• DATA UNDER STUDY:
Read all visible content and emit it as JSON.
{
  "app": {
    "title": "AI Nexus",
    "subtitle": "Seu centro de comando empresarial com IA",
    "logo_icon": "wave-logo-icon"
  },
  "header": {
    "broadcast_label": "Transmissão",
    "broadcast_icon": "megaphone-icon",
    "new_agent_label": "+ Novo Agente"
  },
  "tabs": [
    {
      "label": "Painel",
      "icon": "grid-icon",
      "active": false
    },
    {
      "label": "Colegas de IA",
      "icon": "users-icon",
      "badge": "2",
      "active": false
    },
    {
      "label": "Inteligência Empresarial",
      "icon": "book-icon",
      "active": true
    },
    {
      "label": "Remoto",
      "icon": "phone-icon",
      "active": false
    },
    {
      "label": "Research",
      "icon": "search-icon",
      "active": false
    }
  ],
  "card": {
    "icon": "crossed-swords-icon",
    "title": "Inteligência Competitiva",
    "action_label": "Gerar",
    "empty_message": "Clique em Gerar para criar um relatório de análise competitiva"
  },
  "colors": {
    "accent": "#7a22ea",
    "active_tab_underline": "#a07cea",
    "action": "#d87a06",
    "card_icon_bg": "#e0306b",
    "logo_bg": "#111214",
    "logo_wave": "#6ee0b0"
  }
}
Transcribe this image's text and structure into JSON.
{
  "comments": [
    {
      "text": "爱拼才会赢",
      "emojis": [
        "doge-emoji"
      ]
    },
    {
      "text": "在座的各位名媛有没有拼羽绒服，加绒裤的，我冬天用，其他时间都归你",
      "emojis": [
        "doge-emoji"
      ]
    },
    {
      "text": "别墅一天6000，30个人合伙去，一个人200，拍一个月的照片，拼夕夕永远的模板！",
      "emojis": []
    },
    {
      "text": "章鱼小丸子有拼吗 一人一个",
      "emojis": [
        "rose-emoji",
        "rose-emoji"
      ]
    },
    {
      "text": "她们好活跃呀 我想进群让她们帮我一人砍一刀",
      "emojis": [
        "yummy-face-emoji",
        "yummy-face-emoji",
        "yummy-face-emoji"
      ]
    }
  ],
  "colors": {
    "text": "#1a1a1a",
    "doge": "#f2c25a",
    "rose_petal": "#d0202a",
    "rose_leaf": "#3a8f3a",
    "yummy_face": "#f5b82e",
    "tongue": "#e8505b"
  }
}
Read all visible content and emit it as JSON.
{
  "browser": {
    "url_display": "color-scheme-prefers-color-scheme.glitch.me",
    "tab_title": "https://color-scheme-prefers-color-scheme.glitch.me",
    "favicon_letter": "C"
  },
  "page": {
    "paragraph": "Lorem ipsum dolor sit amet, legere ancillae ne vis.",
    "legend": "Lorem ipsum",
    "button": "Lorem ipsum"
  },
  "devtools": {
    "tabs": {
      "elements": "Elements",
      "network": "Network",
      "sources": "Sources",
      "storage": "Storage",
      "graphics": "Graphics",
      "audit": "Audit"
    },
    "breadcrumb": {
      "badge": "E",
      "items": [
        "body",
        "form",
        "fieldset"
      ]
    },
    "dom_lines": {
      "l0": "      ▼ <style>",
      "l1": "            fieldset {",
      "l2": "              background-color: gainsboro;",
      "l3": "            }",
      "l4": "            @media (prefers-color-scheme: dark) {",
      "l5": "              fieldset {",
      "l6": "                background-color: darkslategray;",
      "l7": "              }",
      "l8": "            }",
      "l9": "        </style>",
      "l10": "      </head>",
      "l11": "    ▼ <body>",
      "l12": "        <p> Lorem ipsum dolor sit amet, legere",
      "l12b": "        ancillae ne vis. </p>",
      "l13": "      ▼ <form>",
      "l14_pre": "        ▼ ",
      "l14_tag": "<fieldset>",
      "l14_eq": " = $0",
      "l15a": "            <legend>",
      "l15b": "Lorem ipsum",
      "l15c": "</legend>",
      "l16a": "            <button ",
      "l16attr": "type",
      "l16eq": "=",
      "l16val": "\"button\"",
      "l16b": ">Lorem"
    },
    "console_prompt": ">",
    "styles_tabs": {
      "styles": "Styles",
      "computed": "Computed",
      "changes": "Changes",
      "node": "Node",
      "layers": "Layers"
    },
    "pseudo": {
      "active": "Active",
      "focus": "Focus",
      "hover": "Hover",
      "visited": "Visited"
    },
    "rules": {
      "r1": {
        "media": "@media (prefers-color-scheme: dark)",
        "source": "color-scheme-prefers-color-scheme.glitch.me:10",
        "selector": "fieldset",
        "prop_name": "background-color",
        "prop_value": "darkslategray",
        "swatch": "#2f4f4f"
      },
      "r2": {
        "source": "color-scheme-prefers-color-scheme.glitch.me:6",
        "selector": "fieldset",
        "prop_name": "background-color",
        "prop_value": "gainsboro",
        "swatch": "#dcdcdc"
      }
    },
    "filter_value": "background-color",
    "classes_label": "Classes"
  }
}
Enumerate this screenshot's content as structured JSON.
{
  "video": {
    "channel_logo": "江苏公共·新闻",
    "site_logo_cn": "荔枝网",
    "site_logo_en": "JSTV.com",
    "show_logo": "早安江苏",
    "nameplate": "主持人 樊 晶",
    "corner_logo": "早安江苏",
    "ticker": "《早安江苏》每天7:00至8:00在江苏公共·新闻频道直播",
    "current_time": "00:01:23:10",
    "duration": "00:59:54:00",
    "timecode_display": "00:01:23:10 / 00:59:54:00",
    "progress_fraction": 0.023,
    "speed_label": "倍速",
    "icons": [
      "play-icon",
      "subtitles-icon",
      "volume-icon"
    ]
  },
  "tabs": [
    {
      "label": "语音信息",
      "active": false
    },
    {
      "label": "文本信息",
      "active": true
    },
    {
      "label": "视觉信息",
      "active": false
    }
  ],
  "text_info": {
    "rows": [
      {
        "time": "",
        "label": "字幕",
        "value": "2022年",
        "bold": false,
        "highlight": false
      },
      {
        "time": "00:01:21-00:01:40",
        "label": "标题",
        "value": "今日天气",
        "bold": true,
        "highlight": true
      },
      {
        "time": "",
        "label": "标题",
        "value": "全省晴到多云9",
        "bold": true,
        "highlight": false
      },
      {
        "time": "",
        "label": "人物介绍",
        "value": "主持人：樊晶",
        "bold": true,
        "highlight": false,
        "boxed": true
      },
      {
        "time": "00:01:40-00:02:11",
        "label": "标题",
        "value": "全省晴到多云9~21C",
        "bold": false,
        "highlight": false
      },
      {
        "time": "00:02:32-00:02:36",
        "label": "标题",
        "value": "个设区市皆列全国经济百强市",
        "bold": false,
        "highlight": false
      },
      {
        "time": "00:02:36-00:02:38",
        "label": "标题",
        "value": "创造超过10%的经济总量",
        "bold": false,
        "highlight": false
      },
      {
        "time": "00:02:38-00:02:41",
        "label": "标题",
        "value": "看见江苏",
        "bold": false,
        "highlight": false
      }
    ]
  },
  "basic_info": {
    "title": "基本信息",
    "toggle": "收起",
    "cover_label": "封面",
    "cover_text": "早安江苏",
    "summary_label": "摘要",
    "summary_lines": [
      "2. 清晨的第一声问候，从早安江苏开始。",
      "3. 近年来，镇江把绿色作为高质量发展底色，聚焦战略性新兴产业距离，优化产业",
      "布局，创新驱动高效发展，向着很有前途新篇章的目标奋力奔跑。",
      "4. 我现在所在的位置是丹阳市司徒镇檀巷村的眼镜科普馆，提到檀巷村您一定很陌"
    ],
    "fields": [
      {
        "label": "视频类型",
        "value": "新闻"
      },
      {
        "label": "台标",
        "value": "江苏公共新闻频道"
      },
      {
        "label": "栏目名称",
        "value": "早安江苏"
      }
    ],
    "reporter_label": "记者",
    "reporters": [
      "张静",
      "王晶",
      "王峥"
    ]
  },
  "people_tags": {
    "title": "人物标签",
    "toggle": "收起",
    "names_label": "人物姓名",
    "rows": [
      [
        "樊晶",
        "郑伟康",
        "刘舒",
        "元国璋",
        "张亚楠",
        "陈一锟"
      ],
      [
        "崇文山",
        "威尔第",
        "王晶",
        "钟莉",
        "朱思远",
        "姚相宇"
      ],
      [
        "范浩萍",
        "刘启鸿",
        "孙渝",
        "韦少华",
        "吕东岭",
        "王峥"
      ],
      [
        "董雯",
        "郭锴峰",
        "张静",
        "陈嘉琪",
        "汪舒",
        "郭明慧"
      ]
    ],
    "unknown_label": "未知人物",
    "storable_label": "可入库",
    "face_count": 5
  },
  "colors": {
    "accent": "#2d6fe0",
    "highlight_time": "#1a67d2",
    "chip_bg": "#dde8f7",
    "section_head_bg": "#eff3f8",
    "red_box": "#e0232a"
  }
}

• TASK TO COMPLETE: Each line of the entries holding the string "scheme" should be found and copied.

• ANSWER TO THIS PROBLEM:
    "url_display": "color-scheme-prefers-color-scheme.glitch.me",
    "tab_title": "https://color-scheme-prefers-color-scheme.glitch.me",
      "l4": "            @media (prefers-color-scheme: dark) {",
        "media": "@media (prefers-color-scheme: dark)",
        "source": "color-scheme-prefers-color-scheme.glitch.me:10",
        "source": "color-scheme-prefers-color-scheme.glitch.me:6",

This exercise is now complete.